S 35E - SAAB 35E Draken (1965-1979)
Reconnaissance aircraft main page Page 1 (4) Next page
© n

Some years after the beginning of the Cold War, Sweden saw the need of a capable interceptor aircraft that could protect the country from transonic bombers carrying nuclear bombs. This demanded a radar-equipped fighter aircraft with supersonic speed, very high rate of climb, great range and endurance and of course the capacity of the necessary weapon load. It demanded also STOL (Short-Take-Off-and-Landing) capability to be able to operate from ordinary roads during dispersed operations according to the standard of the Swedish Air Force.

The choice fell on an layout with a slender fuselage and a double-delta wing. This kind of wing would give good performances at high speed through the inner, extremely swept part. The outer, less swept part would combine this with good characteristics at subsonic speeds. The thick inner wing, integrated with the fuselage,  granted a large fuel capacity and good space for landing gear and fixed armaments. It also made the construction very rugged. The first of the prototypes took to the air in October 1955. The deliveries of the first production variant, J 35A, began in 1959.

This platform was of course very suitable for a reconnaissance aircraft. In 1960, the development of the reconnaissance version, the S 35E, started. The prototype was a modified J 35D. This variant had a stronger engine than the earlier Drakens - the Rolls Royce Avon 300 (RM 6C) - delivering at thrust  of 7.880 kp with the reheat activated.

The narrow nose part of the Draken was of course a challenge for the engineers. The French company OMERA/Segid developed a new camera (Swedish designation SKa 24 = Seriekamera 24). The camera could be fitted with objectives of five different focal lengths for different purposes. Five cameras were fitted in the nose - four SKa 24s and one camera of the older type SKa 16. Two SKa 24s were fitted in the wings instead of the automatic guns of the fighter version. The Swedish manufacturer Jungner delivered the camera sight.

For missions in darkness, a new IR-reconnaissance system was also developed, fitted in a pod under the fuselage. The system was developed by EG&G in USA with cameras (SKa 34) from the Swiss maker Vinten.

Totally 60 S 35E were delivered to the Air Force 1965-1967. 29 were rebuilt J 35D:s, the other 31 were brand new aircraft.

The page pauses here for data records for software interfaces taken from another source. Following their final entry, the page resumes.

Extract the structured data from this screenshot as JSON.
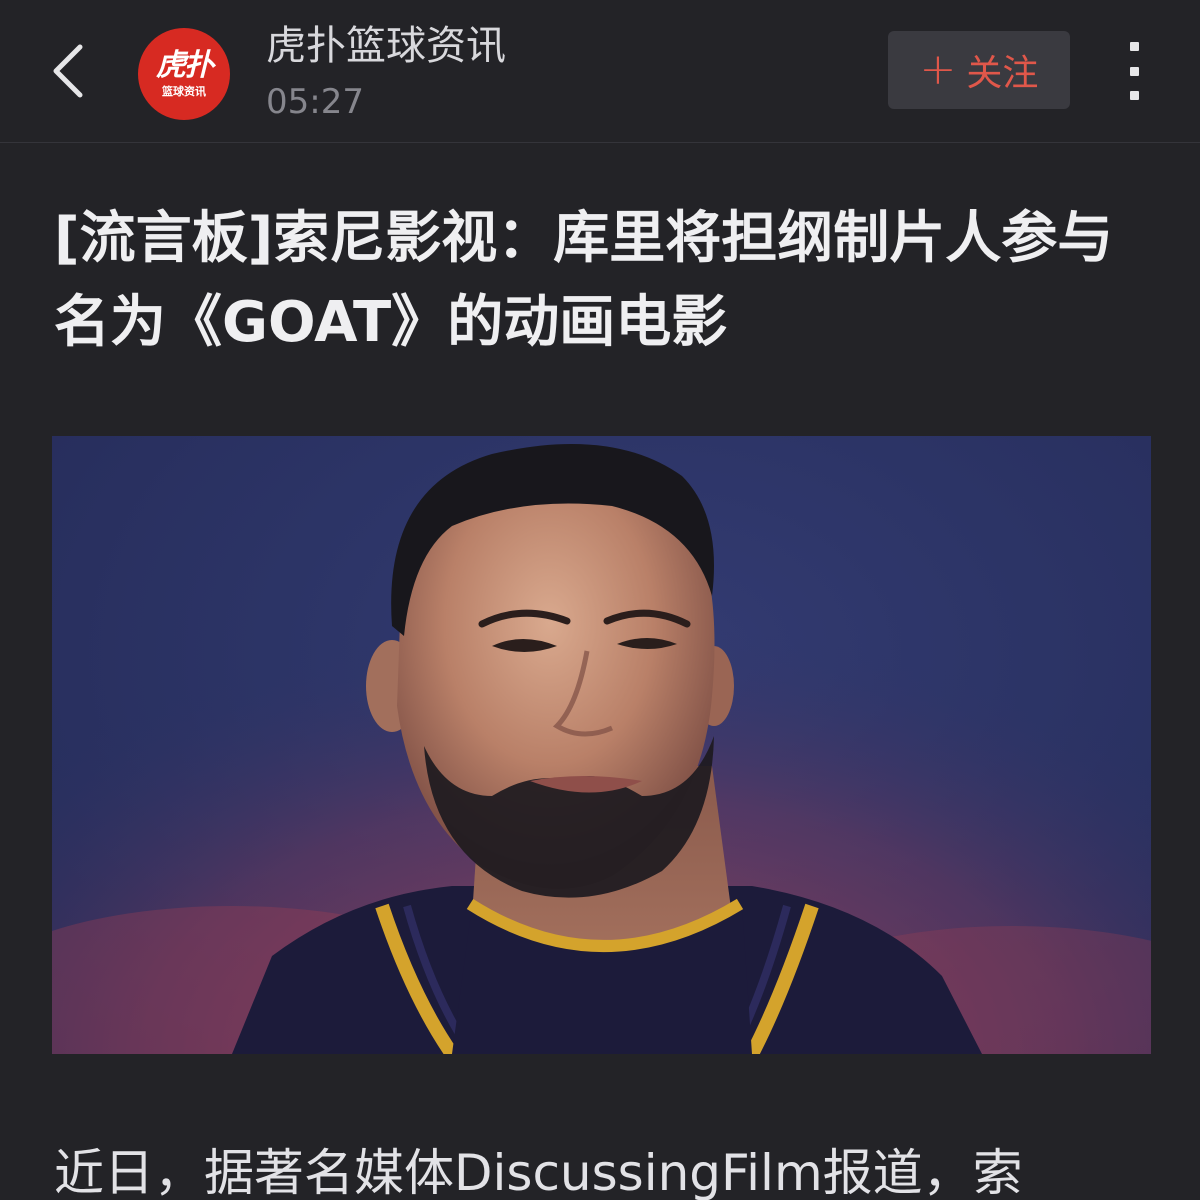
{
  "header": {
    "back_icon": "chevron-left-icon",
    "account_name": "虎扑篮球资讯",
    "publish_time": "05:27",
    "avatar": {
      "main": "虎扑",
      "sub": "篮球资讯",
      "bg_color": "#d72a22"
    },
    "follow_label": "关注",
    "follow_icon": "plus-icon",
    "follow_color": "#e0574a",
    "more_icon": "more-vertical-icon"
  },
  "article": {
    "title": "[流言板]索尼影视：库里将担纲制片人参与名为《GOAT》的动画电影",
    "body_first_line": "近日，据著名媒体DiscussingFilm报道，索"
  },
  "theme": {
    "background": "#232327",
    "text_primary": "#efeff1",
    "text_secondary": "#86868d"
  }
}
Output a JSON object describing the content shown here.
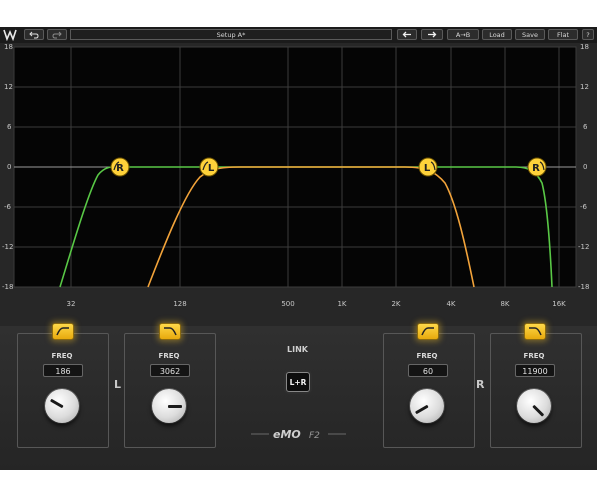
{
  "toolbar": {
    "undo_icon": "undo-icon",
    "redo_icon": "redo-icon",
    "preset_name": "Setup A*",
    "prev_icon": "arrow-left-icon",
    "next_icon": "arrow-right-icon",
    "ab_label": "A→B",
    "load_label": "Load",
    "save_label": "Save",
    "flat_label": "Flat",
    "help_label": "?"
  },
  "graph": {
    "y_ticks": [
      "18",
      "12",
      "6",
      "0",
      "-6",
      "-12",
      "-18"
    ],
    "x_ticks": [
      "32",
      "128",
      "500",
      "1K",
      "2K",
      "4K",
      "8K",
      "16K"
    ],
    "handles": [
      {
        "label": "R",
        "type": "hp"
      },
      {
        "label": "L",
        "type": "hp"
      },
      {
        "label": "L",
        "type": "lp"
      },
      {
        "label": "R",
        "type": "lp"
      }
    ],
    "colors": {
      "left_curve": "#f2a33a",
      "right_curve": "#59c846",
      "handle": "#ffd23a"
    }
  },
  "bands": [
    {
      "channel": "L",
      "filter_type": "high-pass",
      "freq_label": "FREQ",
      "freq_value": "186"
    },
    {
      "channel": "L",
      "filter_type": "low-pass",
      "freq_label": "FREQ",
      "freq_value": "3062"
    },
    {
      "channel": "R",
      "filter_type": "high-pass",
      "freq_label": "FREQ",
      "freq_value": "60"
    },
    {
      "channel": "R",
      "filter_type": "low-pass",
      "freq_label": "FREQ",
      "freq_value": "11900"
    }
  ],
  "channel_labels": {
    "left": "L",
    "right": "R"
  },
  "link": {
    "label": "LINK",
    "button_label": "L+R"
  },
  "brand": {
    "text_main": "eMO",
    "text_sub": "F2"
  }
}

Mission at both high or low altitudes could be flown without changing the camera installation. The aircraft could fly at supersonic speed at low altitude, which became the standard tactics on the return flight from the target. Four drop tanks of 2.100 litres each made this possible.

The aircraft lacked armament, but later electronic countermeasure equipment  was installed.

Top: S 35E # 35928 code F 21-57 at Kallax in June 1973. Photo via Lars E. Lundin, Västervik. 

Below: S 35E # 35922 code F 21-52 at Kallax in June 1973. Photo via Lars E. Lundin, Västervik.



Reconnaissance aircraft main page

Next page


Military Aviation in Sweden - main page


© Lars Henriksson

Updated 2010-07-17

Custom Search